Search the records for the word "JSON" and pick out every line that has it.

[[ Record extracts, beginning ]]

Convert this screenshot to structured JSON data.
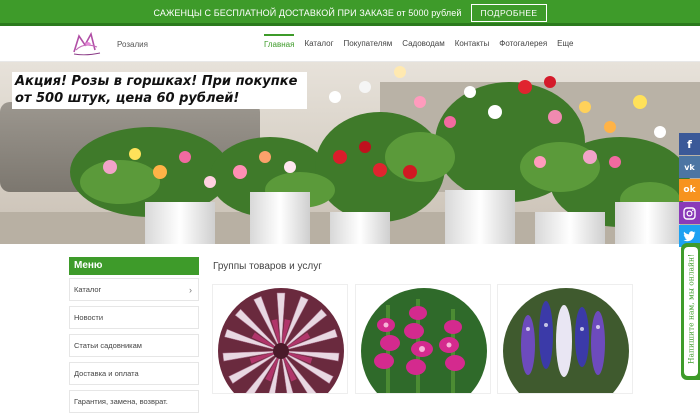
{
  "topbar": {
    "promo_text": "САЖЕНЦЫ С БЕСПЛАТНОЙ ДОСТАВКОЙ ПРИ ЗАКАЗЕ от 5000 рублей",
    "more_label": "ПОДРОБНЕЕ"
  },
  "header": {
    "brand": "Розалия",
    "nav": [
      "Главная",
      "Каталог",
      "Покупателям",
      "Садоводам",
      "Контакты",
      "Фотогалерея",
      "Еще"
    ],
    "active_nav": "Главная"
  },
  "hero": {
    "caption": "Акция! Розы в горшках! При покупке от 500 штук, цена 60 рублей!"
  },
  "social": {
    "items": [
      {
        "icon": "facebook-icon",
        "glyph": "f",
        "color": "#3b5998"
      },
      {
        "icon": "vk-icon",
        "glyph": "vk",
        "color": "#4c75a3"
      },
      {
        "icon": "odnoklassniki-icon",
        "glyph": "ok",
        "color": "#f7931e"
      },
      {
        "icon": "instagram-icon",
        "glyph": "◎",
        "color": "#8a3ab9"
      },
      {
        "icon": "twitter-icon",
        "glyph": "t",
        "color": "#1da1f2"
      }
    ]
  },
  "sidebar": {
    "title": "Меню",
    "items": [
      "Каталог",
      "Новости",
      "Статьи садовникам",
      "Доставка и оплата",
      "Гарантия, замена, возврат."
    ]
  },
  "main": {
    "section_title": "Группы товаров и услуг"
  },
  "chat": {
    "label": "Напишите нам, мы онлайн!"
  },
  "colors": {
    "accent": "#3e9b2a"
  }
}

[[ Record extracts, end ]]
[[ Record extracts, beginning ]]

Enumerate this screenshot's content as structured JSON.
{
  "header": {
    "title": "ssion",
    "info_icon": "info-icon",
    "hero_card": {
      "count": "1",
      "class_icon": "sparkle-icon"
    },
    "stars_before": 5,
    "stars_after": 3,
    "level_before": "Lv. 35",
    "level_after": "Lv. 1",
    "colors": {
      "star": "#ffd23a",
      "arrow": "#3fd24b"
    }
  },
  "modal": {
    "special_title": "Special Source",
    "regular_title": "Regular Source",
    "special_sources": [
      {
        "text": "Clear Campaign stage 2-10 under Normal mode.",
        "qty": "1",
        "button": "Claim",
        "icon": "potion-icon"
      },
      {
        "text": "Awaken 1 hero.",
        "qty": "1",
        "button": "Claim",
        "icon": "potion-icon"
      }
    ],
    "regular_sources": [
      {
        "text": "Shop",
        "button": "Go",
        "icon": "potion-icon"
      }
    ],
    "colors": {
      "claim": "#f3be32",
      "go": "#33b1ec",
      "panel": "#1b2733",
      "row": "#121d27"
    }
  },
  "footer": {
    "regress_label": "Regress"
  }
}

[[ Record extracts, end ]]

### [Task result]
Convert this screenshot to structured JSON data.
Enumerate this screenshot's content as structured JSON.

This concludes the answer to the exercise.